-------- EXERCISE DATA --------

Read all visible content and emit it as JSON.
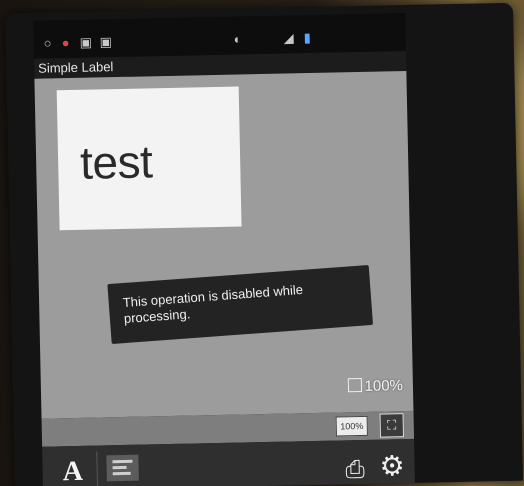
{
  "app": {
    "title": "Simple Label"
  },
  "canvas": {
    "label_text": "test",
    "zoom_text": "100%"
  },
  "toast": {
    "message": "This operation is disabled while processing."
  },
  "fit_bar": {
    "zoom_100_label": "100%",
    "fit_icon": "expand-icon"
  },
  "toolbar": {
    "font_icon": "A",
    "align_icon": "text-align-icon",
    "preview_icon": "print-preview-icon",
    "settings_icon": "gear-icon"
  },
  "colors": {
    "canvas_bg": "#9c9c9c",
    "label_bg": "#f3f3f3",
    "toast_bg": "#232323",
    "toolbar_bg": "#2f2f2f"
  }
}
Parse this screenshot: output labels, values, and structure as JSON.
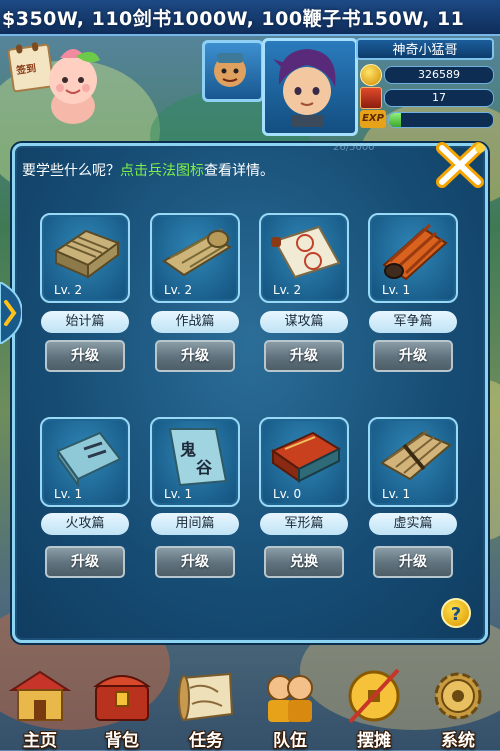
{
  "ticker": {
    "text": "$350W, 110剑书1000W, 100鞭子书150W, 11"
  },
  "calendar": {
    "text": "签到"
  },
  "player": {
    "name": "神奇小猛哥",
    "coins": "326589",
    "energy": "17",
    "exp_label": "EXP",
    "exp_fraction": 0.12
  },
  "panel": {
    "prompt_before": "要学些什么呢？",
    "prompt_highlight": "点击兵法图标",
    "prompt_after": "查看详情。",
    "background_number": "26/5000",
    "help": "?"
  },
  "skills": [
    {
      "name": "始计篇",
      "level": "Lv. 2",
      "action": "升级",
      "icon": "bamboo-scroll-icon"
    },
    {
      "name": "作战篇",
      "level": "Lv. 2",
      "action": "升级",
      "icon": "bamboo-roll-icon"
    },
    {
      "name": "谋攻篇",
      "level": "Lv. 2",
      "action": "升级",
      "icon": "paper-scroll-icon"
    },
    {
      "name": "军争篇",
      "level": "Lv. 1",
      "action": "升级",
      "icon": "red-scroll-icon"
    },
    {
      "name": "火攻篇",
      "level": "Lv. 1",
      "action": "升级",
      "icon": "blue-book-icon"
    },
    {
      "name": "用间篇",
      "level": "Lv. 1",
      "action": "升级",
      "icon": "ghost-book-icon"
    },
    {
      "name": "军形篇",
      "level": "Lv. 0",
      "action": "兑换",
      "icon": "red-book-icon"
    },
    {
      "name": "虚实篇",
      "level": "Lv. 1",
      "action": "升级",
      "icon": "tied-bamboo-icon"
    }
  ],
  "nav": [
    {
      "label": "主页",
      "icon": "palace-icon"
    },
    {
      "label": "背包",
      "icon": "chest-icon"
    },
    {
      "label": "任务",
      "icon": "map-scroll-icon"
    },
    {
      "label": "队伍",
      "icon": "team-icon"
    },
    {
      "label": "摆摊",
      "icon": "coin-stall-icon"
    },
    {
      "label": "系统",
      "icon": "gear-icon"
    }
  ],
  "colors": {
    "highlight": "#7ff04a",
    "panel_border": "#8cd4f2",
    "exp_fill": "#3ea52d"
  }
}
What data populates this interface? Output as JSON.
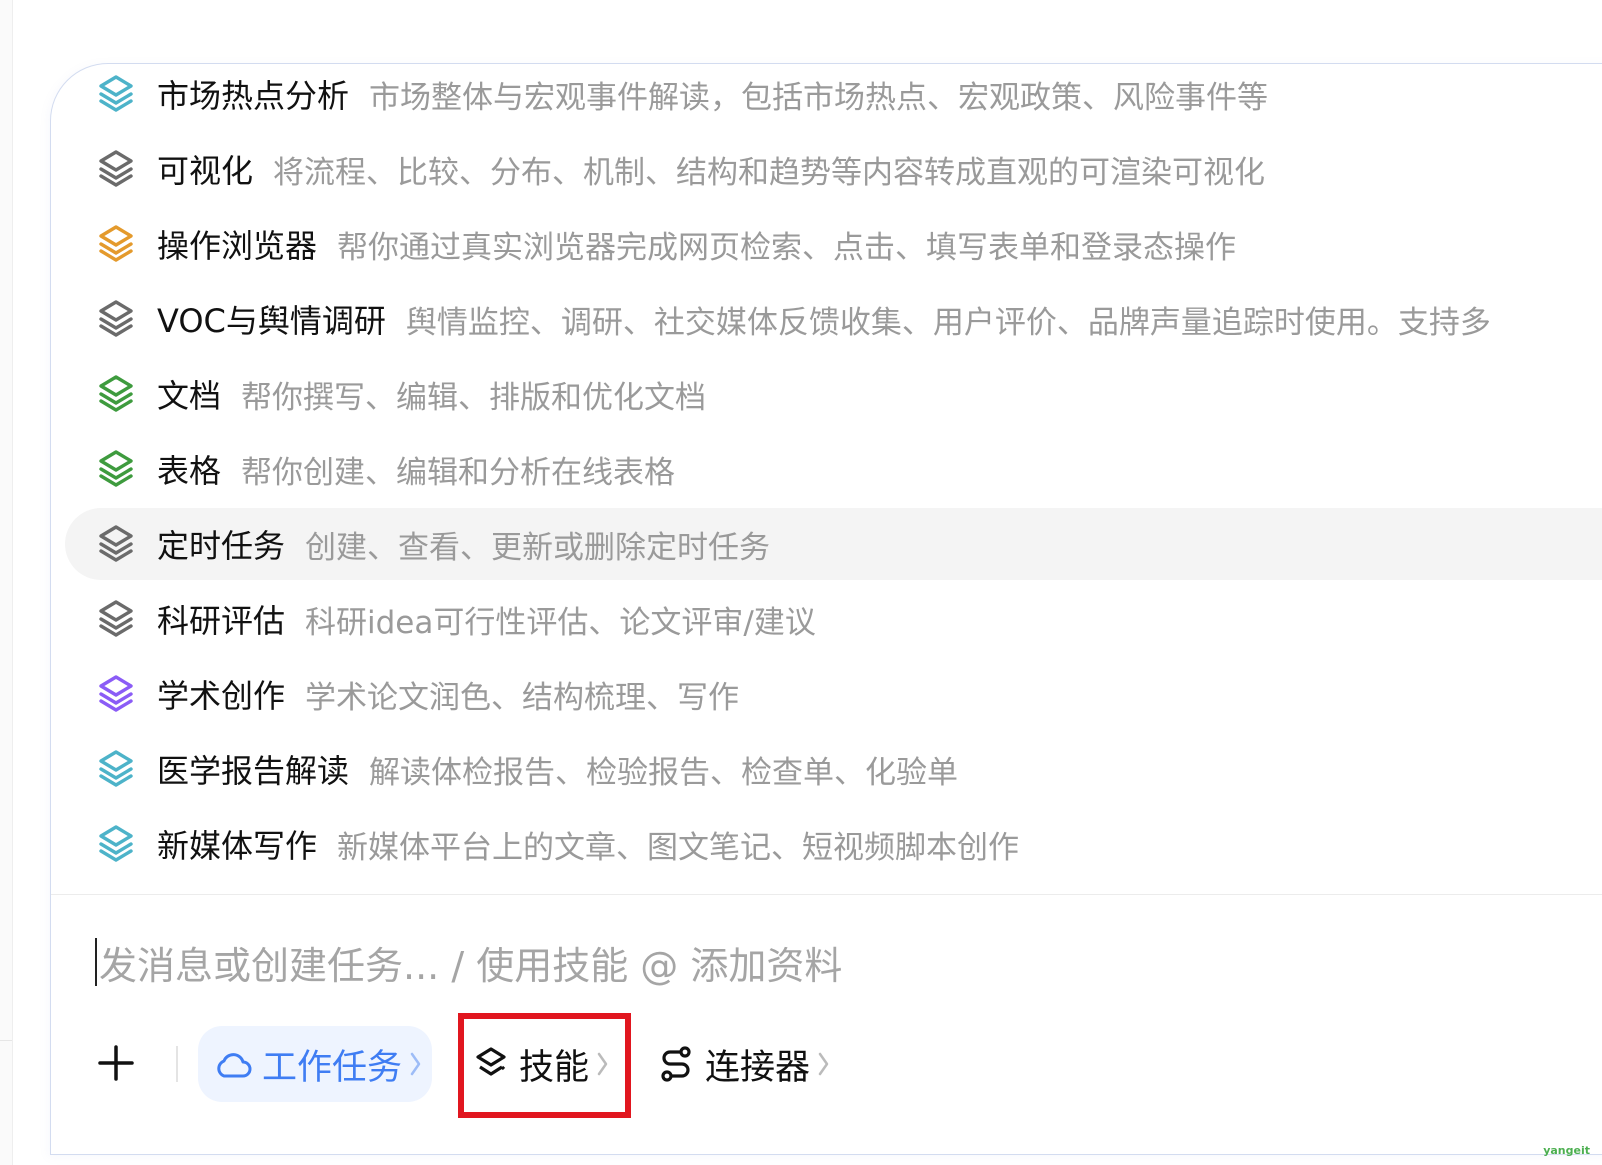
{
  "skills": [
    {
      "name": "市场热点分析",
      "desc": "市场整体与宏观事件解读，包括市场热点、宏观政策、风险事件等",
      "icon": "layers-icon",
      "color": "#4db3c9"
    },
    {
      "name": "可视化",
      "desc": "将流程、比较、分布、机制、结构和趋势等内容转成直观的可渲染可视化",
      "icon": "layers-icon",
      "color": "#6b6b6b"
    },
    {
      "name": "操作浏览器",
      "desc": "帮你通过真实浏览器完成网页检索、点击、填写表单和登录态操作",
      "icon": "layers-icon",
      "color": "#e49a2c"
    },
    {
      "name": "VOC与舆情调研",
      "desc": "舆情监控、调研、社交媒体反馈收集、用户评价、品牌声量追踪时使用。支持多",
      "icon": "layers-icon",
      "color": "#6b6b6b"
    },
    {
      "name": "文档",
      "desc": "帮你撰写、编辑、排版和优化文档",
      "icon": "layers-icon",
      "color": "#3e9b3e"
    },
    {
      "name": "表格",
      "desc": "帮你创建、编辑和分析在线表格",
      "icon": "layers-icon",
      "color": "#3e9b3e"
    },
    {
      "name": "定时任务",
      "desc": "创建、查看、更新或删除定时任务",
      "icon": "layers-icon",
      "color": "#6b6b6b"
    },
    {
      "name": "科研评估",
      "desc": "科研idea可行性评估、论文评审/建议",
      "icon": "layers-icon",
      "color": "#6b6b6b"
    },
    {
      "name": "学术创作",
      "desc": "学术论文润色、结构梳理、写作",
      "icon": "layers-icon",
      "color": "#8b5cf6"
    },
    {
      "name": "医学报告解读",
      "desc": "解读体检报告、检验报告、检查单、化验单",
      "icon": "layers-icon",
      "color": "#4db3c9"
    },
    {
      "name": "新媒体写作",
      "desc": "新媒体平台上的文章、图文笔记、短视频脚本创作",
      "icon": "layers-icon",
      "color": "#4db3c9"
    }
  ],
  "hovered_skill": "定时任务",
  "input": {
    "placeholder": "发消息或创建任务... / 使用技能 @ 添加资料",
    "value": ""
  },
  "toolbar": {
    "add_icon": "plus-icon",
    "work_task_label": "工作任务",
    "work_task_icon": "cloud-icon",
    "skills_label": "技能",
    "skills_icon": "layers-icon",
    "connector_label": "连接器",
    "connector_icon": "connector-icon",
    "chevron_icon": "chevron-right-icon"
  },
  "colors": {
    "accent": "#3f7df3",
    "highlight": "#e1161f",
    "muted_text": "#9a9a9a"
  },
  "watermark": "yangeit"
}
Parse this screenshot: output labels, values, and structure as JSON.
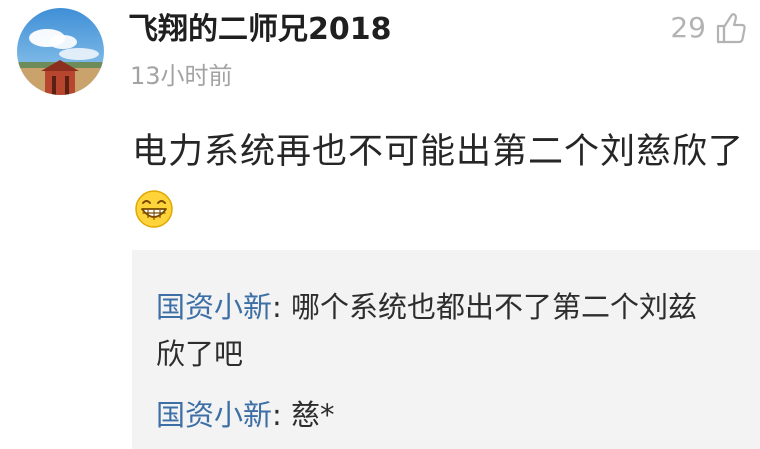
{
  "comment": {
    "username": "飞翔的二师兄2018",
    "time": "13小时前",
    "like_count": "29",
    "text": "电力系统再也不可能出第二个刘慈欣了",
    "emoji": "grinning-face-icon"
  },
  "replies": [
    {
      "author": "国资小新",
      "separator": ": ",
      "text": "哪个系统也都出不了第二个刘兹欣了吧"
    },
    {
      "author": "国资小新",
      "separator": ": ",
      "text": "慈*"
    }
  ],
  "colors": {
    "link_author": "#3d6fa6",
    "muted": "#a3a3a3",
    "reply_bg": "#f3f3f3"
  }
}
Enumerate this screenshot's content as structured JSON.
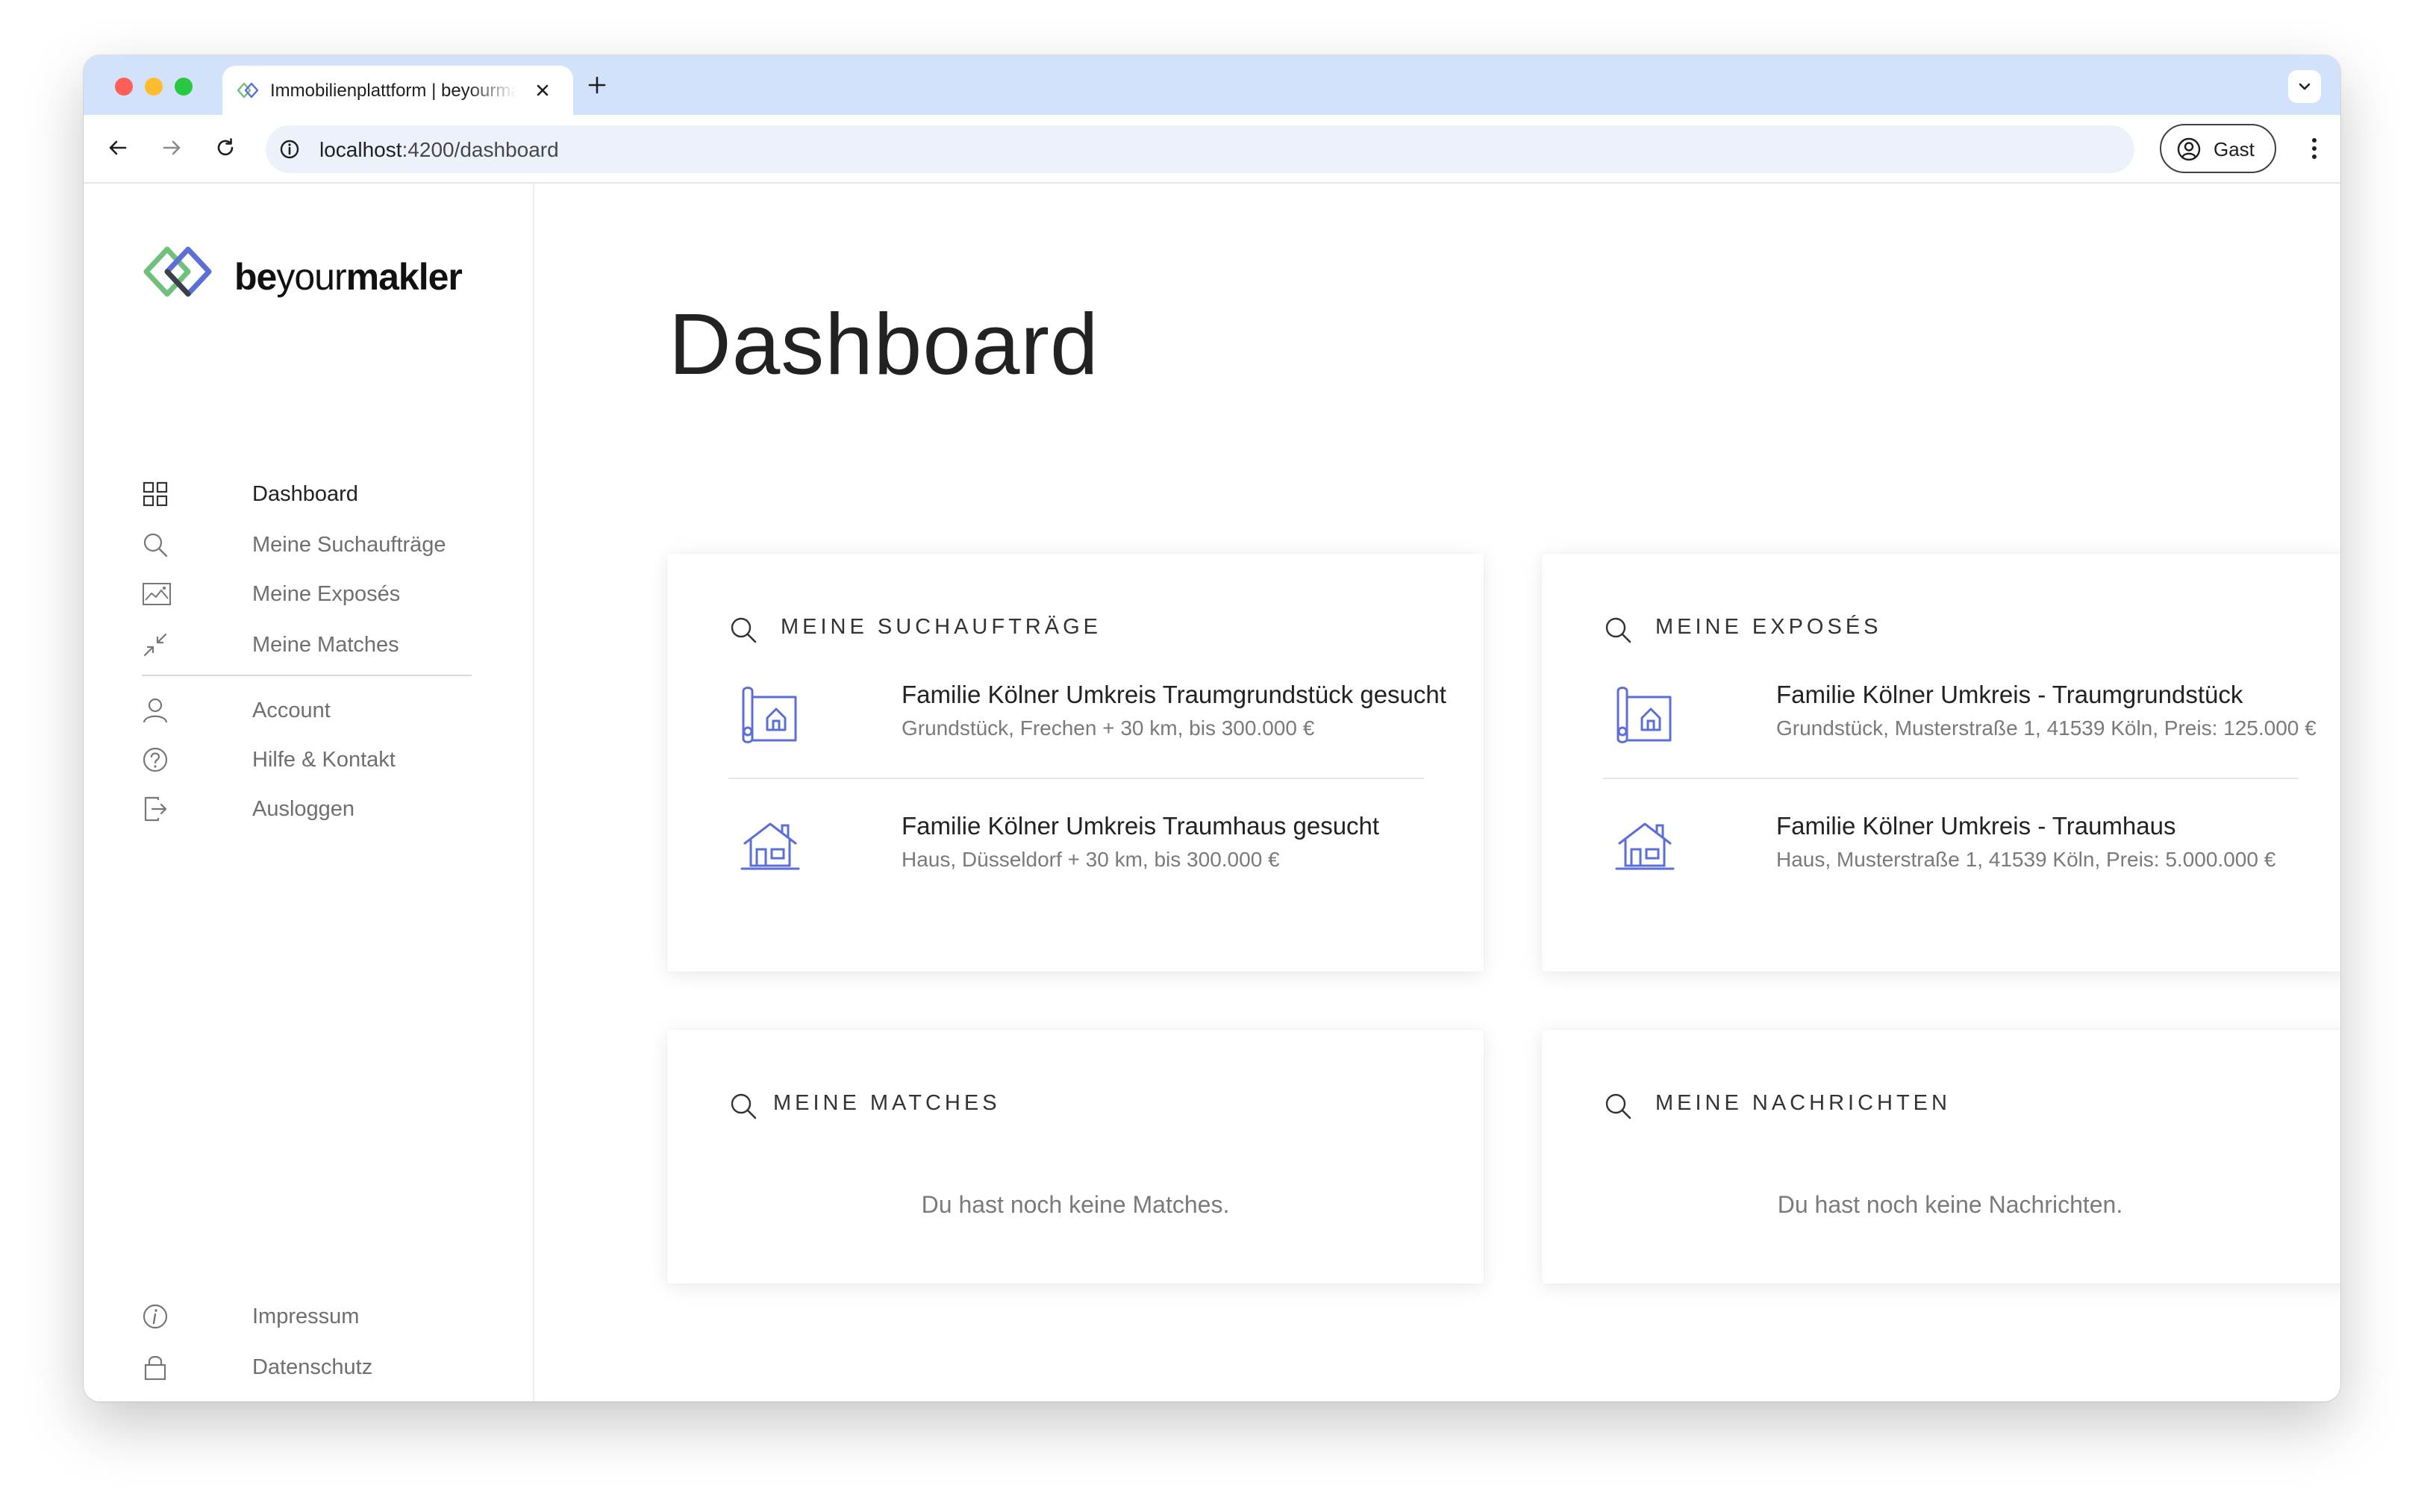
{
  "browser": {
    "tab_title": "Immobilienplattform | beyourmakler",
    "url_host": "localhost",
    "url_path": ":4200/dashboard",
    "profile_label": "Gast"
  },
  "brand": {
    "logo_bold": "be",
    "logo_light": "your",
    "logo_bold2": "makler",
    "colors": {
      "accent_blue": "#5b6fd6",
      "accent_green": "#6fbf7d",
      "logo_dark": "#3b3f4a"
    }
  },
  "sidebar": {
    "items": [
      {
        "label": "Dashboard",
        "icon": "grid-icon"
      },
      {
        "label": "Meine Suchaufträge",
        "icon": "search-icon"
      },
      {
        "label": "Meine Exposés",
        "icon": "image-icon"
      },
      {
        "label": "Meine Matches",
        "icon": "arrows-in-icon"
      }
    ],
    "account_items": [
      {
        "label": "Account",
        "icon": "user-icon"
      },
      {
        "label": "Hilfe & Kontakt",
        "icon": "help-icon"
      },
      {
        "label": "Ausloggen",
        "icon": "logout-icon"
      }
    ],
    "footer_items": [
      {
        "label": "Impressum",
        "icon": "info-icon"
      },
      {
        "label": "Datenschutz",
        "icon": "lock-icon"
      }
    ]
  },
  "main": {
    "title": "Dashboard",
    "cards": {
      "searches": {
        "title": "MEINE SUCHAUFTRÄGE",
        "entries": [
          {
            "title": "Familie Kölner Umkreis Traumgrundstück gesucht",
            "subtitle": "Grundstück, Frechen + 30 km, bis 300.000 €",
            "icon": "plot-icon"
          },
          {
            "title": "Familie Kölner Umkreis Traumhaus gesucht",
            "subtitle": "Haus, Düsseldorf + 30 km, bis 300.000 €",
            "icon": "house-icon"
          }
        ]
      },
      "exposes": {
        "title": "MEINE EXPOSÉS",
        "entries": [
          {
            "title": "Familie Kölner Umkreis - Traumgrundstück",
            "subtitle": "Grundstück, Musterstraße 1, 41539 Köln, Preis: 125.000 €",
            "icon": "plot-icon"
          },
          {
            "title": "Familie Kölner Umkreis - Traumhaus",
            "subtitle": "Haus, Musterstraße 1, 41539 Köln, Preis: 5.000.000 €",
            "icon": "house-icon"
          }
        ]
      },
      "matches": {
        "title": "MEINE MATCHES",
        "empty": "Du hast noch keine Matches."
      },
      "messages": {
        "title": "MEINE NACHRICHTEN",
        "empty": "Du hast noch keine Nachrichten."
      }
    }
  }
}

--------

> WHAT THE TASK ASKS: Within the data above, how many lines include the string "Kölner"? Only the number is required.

> TASK RESULT: 4